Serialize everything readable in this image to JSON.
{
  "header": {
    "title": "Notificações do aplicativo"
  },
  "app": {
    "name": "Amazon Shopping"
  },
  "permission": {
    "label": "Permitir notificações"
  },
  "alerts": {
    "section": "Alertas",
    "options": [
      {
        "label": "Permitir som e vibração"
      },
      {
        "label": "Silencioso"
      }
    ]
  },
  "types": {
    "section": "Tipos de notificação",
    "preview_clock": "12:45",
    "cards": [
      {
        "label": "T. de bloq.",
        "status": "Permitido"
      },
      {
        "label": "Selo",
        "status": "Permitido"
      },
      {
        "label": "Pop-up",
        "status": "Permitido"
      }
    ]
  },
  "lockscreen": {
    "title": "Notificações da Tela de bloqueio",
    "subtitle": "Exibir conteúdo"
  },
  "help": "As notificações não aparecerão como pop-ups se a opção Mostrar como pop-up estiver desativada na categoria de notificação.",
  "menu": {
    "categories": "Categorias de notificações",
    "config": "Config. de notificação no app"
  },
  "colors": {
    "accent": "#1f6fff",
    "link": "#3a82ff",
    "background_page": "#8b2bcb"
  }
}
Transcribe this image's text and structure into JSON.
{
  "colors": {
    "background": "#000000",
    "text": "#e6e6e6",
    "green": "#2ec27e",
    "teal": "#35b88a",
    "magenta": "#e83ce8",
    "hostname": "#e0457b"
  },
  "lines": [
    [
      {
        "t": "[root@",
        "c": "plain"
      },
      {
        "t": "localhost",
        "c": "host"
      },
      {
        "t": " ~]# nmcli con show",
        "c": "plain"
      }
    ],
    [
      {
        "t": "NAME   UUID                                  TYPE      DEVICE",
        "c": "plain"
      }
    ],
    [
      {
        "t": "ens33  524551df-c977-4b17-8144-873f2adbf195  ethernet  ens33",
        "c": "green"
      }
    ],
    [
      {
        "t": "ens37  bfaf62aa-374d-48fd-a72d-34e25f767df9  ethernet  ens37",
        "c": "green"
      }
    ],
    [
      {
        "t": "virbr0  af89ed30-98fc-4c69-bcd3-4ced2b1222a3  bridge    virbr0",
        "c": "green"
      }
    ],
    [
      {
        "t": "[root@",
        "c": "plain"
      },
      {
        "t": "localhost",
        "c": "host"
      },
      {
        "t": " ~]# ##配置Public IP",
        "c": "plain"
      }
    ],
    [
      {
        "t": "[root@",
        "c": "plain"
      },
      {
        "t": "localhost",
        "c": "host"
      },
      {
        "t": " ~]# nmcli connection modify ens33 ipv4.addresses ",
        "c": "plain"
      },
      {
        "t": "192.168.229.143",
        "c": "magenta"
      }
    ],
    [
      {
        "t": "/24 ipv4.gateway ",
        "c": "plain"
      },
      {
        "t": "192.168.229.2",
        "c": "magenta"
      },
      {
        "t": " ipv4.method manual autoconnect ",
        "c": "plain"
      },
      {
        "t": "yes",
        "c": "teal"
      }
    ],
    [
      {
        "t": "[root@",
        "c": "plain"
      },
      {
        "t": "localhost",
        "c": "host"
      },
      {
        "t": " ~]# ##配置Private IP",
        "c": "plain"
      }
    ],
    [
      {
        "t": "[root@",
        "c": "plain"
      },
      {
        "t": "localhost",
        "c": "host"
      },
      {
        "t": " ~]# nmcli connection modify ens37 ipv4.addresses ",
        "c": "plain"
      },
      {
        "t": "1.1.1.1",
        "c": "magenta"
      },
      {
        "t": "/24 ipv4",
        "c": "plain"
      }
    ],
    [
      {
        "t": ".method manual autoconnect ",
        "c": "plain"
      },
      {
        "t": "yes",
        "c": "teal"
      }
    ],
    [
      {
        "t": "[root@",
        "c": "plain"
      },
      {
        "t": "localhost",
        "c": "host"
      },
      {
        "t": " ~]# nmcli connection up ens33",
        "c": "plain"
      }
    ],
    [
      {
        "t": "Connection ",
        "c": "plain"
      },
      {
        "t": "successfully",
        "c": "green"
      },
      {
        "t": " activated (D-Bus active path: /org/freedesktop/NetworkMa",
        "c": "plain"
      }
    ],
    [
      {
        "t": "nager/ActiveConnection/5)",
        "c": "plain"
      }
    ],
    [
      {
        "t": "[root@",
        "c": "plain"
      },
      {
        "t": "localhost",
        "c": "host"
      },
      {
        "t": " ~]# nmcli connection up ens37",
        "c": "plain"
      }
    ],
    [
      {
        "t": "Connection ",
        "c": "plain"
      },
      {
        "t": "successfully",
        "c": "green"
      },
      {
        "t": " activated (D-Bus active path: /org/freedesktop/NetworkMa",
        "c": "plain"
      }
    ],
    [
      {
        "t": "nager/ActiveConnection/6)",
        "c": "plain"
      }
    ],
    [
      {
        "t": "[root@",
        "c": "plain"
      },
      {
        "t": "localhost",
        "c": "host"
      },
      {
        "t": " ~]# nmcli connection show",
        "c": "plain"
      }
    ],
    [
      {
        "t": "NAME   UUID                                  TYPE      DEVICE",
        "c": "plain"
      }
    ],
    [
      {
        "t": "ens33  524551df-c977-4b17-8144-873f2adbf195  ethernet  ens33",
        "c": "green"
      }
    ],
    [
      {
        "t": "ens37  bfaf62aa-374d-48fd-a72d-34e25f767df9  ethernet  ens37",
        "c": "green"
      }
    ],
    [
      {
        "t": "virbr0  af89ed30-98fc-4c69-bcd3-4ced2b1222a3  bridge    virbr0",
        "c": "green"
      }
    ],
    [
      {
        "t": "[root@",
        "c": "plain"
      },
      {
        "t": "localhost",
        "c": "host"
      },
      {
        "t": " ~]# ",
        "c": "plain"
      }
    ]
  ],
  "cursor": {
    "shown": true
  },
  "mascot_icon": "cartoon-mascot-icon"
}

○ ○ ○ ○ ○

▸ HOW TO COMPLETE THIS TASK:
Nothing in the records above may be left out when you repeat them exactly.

▸ OUTPUT BELOW:
Serialize everything readable in this image to JSON.
{
  "header": {
    "title": "Notificações do aplicativo"
  },
  "app": {
    "name": "Amazon Shopping"
  },
  "permission": {
    "label": "Permitir notificações"
  },
  "alerts": {
    "section": "Alertas",
    "options": [
      {
        "label": "Permitir som e vibração"
      },
      {
        "label": "Silencioso"
      }
    ]
  },
  "types": {
    "section": "Tipos de notificação",
    "preview_clock": "12:45",
    "cards": [
      {
        "label": "T. de bloq.",
        "status": "Permitido"
      },
      {
        "label": "Selo",
        "status": "Permitido"
      },
      {
        "label": "Pop-up",
        "status": "Permitido"
      }
    ]
  },
  "lockscreen": {
    "title": "Notificações da Tela de bloqueio",
    "subtitle": "Exibir conteúdo"
  },
  "help": "As notificações não aparecerão como pop-ups se a opção Mostrar como pop-up estiver desativada na categoria de notificação.",
  "menu": {
    "categories": "Categorias de notificações",
    "config": "Config. de notificação no app"
  },
  "colors": {
    "accent": "#1f6fff",
    "link": "#3a82ff",
    "background_page": "#8b2bcb"
  }
}
Transcribe this image's text and structure into JSON.
{
  "colors": {
    "background": "#000000",
    "text": "#e6e6e6",
    "green": "#2ec27e",
    "teal": "#35b88a",
    "magenta": "#e83ce8",
    "hostname": "#e0457b"
  },
  "lines": [
    [
      {
        "t": "[root@",
        "c": "plain"
      },
      {
        "t": "localhost",
        "c": "host"
      },
      {
        "t": " ~]# nmcli con show",
        "c": "plain"
      }
    ],
    [
      {
        "t": "NAME   UUID                                  TYPE      DEVICE",
        "c": "plain"
      }
    ],
    [
      {
        "t": "ens33  524551df-c977-4b17-8144-873f2adbf195  ethernet  ens33",
        "c": "green"
      }
    ],
    [
      {
        "t": "ens37  bfaf62aa-374d-48fd-a72d-34e25f767df9  ethernet  ens37",
        "c": "green"
      }
    ],
    [
      {
        "t": "virbr0  af89ed30-98fc-4c69-bcd3-4ced2b1222a3  bridge    virbr0",
        "c": "green"
      }
    ],
    [
      {
        "t": "[root@",
        "c": "plain"
      },
      {
        "t": "localhost",
        "c": "host"
      },
      {
        "t": " ~]# ##配置Public IP",
        "c": "plain"
      }
    ],
    [
      {
        "t": "[root@",
        "c": "plain"
      },
      {
        "t": "localhost",
        "c": "host"
      },
      {
        "t": " ~]# nmcli connection modify ens33 ipv4.addresses ",
        "c": "plain"
      },
      {
        "t": "192.168.229.143",
        "c": "magenta"
      }
    ],
    [
      {
        "t": "/24 ipv4.gateway ",
        "c": "plain"
      },
      {
        "t": "192.168.229.2",
        "c": "magenta"
      },
      {
        "t": " ipv4.method manual autoconnect ",
        "c": "plain"
      },
      {
        "t": "yes",
        "c": "teal"
      }
    ],
    [
      {
        "t": "[root@",
        "c": "plain"
      },
      {
        "t": "localhost",
        "c": "host"
      },
      {
        "t": " ~]# ##配置Private IP",
        "c": "plain"
      }
    ],
    [
      {
        "t": "[root@",
        "c": "plain"
      },
      {
        "t": "localhost",
        "c": "host"
      },
      {
        "t": " ~]# nmcli connection modify ens37 ipv4.addresses ",
        "c": "plain"
      },
      {
        "t": "1.1.1.1",
        "c": "magenta"
      },
      {
        "t": "/24 ipv4",
        "c": "plain"
      }
    ],
    [
      {
        "t": ".method manual autoconnect ",
        "c": "plain"
      },
      {
        "t": "yes",
        "c": "teal"
      }
    ],
    [
      {
        "t": "[root@",
        "c": "plain"
      },
      {
        "t": "localhost",
        "c": "host"
      },
      {
        "t": " ~]# nmcli connection up ens33",
        "c": "plain"
      }
    ],
    [
      {
        "t": "Connection ",
        "c": "plain"
      },
      {
        "t": "successfully",
        "c": "green"
      },
      {
        "t": " activated (D-Bus active path: /org/freedesktop/NetworkMa",
        "c": "plain"
      }
    ],
    [
      {
        "t": "nager/ActiveConnection/5)",
        "c": "plain"
      }
    ],
    [
      {
        "t": "[root@",
        "c": "plain"
      },
      {
        "t": "localhost",
        "c": "host"
      },
      {
        "t": " ~]# nmcli connection up ens37",
        "c": "plain"
      }
    ],
    [
      {
        "t": "Connection ",
        "c": "plain"
      },
      {
        "t": "successfully",
        "c": "green"
      },
      {
        "t": " activated (D-Bus active path: /org/freedesktop/NetworkMa",
        "c": "plain"
      }
    ],
    [
      {
        "t": "nager/ActiveConnection/6)",
        "c": "plain"
      }
    ],
    [
      {
        "t": "[root@",
        "c": "plain"
      },
      {
        "t": "localhost",
        "c": "host"
      },
      {
        "t": " ~]# nmcli connection show",
        "c": "plain"
      }
    ],
    [
      {
        "t": "NAME   UUID                                  TYPE      DEVICE",
        "c": "plain"
      }
    ],
    [
      {
        "t": "ens33  524551df-c977-4b17-8144-873f2adbf195  ethernet  ens33",
        "c": "green"
      }
    ],
    [
      {
        "t": "ens37  bfaf62aa-374d-48fd-a72d-34e25f767df9  ethernet  ens37",
        "c": "green"
      }
    ],
    [
      {
        "t": "virbr0  af89ed30-98fc-4c69-bcd3-4ced2b1222a3  bridge    virbr0",
        "c": "green"
      }
    ],
    [
      {
        "t": "[root@",
        "c": "plain"
      },
      {
        "t": "localhost",
        "c": "host"
      },
      {
        "t": " ~]# ",
        "c": "plain"
      }
    ]
  ],
  "cursor": {
    "shown": true
  },
  "mascot_icon": "cartoon-mascot-icon"
}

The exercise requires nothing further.